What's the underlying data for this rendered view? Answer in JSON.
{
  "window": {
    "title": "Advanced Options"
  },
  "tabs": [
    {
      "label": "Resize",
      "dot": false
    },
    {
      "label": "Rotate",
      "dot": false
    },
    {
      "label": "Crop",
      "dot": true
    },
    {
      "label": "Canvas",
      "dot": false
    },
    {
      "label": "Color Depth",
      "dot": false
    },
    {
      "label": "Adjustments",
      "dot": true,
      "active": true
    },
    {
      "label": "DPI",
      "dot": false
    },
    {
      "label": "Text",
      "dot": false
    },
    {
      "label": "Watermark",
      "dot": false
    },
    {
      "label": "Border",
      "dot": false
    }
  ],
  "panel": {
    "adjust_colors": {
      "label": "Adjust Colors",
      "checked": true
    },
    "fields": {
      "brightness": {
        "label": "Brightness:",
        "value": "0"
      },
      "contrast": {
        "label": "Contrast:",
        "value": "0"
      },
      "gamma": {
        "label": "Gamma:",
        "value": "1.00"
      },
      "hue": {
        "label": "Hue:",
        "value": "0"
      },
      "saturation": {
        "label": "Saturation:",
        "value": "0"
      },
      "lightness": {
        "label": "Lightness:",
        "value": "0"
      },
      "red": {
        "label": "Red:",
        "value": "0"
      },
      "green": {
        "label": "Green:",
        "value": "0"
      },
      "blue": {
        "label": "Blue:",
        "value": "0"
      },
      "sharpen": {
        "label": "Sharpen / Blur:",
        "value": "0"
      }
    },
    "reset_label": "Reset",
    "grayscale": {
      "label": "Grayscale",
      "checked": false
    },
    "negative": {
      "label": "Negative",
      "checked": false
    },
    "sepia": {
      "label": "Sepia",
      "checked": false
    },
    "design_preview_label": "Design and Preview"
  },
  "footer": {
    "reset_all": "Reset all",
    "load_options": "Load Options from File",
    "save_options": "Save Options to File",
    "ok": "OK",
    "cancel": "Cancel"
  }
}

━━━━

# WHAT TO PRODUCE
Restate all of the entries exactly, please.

# RESULT BELOW
What's the underlying data for this rendered view? Answer in JSON.
{
  "window": {
    "title": "Advanced Options"
  },
  "tabs": [
    {
      "label": "Resize",
      "dot": false
    },
    {
      "label": "Rotate",
      "dot": false
    },
    {
      "label": "Crop",
      "dot": true
    },
    {
      "label": "Canvas",
      "dot": false
    },
    {
      "label": "Color Depth",
      "dot": false
    },
    {
      "label": "Adjustments",
      "dot": true,
      "active": true
    },
    {
      "label": "DPI",
      "dot": false
    },
    {
      "label": "Text",
      "dot": false
    },
    {
      "label": "Watermark",
      "dot": false
    },
    {
      "label": "Border",
      "dot": false
    }
  ],
  "panel": {
    "adjust_colors": {
      "label": "Adjust Colors",
      "checked": true
    },
    "fields": {
      "brightness": {
        "label": "Brightness:",
        "value": "0"
      },
      "contrast": {
        "label": "Contrast:",
        "value": "0"
      },
      "gamma": {
        "label": "Gamma:",
        "value": "1.00"
      },
      "hue": {
        "label": "Hue:",
        "value": "0"
      },
      "saturation": {
        "label": "Saturation:",
        "value": "0"
      },
      "lightness": {
        "label": "Lightness:",
        "value": "0"
      },
      "red": {
        "label": "Red:",
        "value": "0"
      },
      "green": {
        "label": "Green:",
        "value": "0"
      },
      "blue": {
        "label": "Blue:",
        "value": "0"
      },
      "sharpen": {
        "label": "Sharpen / Blur:",
        "value": "0"
      }
    },
    "reset_label": "Reset",
    "grayscale": {
      "label": "Grayscale",
      "checked": false
    },
    "negative": {
      "label": "Negative",
      "checked": false
    },
    "sepia": {
      "label": "Sepia",
      "checked": false
    },
    "design_preview_label": "Design and Preview"
  },
  "footer": {
    "reset_all": "Reset all",
    "load_options": "Load Options from File",
    "save_options": "Save Options to File",
    "ok": "OK",
    "cancel": "Cancel"
  }
}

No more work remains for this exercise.